I am who I am because I am the thread that runs in the fabric created by my mother, grandmother and my people.
I love stories – telling and hearing.
7. I make art from anything..but I love drawing with pencil and watercolours.
Welcome and thank you for reading my blog. My name is Joycelin Leahy. My blog name is Tribal Mystic. I am an Ahe (pronounced: aah hee) woman from Morobe Province, Papua New Guinea (PNG); one of the most unique and diverse countries of many tribes, languages, cultures and natural beauty. I now live in Brisbane, Australia and work between the two countries.
Whether you come from PNG or not, we all come from tribes and we belong to some kind of tribal group and material objects or things that give us our identity. I believe each person and each thing has a story. I am hoping to share with you some of these stories about people, animals and things that have been part of my life. I hope that you would find these stories interesting and share them with others. I have been a journalist, artist, an arts curator, business woman, climate activist and story-teller and a mother of two amazing sons. I have also been a cleaner, house painter, body painter, sales person, renovator, telemarketer, campaigner – you name it, I have tried many things…As present, I write for pleasure and I paint and teach others to paint while I run my art gallery in Bellbowrie called Beyond Pacific Art.
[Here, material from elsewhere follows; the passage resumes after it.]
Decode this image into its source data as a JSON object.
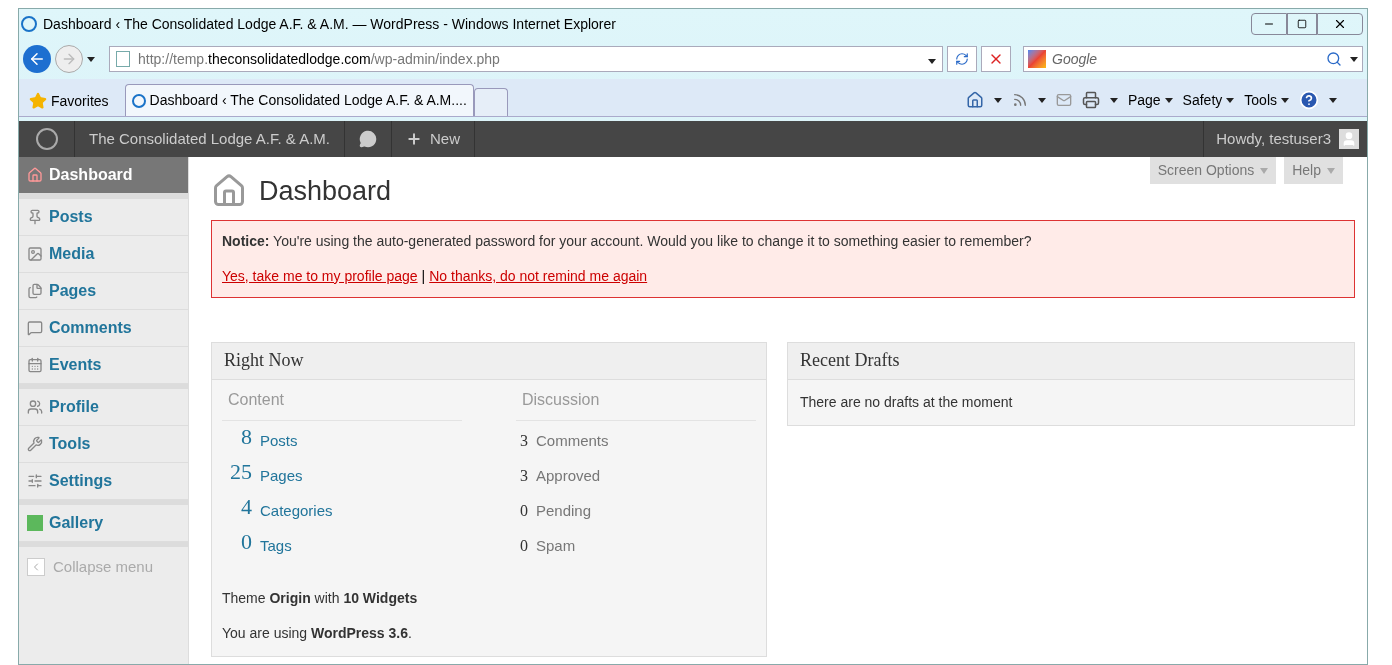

I am very passionate about sustainable heritage particularly with the effects of climate change. I would also like to see more women in PNG and the Pacific Islands become self-sufficient by using their traditional heritage to do contemporary business and at the same time, not give in to too much commercialisation and losing their traditional skills. Teach your daughters and grand daughters your skills now. I only hope for eco-tourism in the future and I would like to see Pacific Island countries, particularly the Melanesians work extra hard to preserve their unique heritages. We are losing many languages. I support visual artists and embrace all the challenges that women face around the world and particularly in my country and the islands. There will be posts about many of my interests I have just mentioned as part of my introduction to this blog. I hope what I write would support, educate and be simply enjoyed. Please give me some honest feedback.
I have been contemplating this role as a blogger for almost three years and was always afraid and concerned that I would never have the right content or quantity to write about. Just writing this tonight makes me feel like a very excited small kid dying to play in a large playground with strangers. I took some time to speak to friends and family who are expert bloggers (thank you Mari Ellingson – Island Meri) and looked at veterans Malum Nalu and Masalai and after some research and feedback I have finally taken the giant step. I hope that I can stand comfortably on my feet in the coming months and make another step towards sharing extraordinary stories and pictures. I will write about art, culture, heritage, climate change, creative writing, nature, family women, business, music, beauty and fashion, but to name a few. Each post will be different and could be from any of these topics. In this first blog, I would like to share an image of two birds – both lorikeets that have come to live with us here on the outskirts of the city in Bellbowrie. Over the years my sons and I have loved and cared for animals and insects and I often get a shock when without warning I find a dead beetle in the freezer, waiting to be buried properly. I have also been deeply moved often when my sons make me stop at roadsides to pick up road-kills and take them home with us. Whether it be a possum or bird they wanted us to take the animals home to give them a good burial in our yard. Next blog I will share with you one of my short stories about life in Brisbane City. Tenk yu tumas na lukim yu! (Thank you very much and I’ll be seeing you!).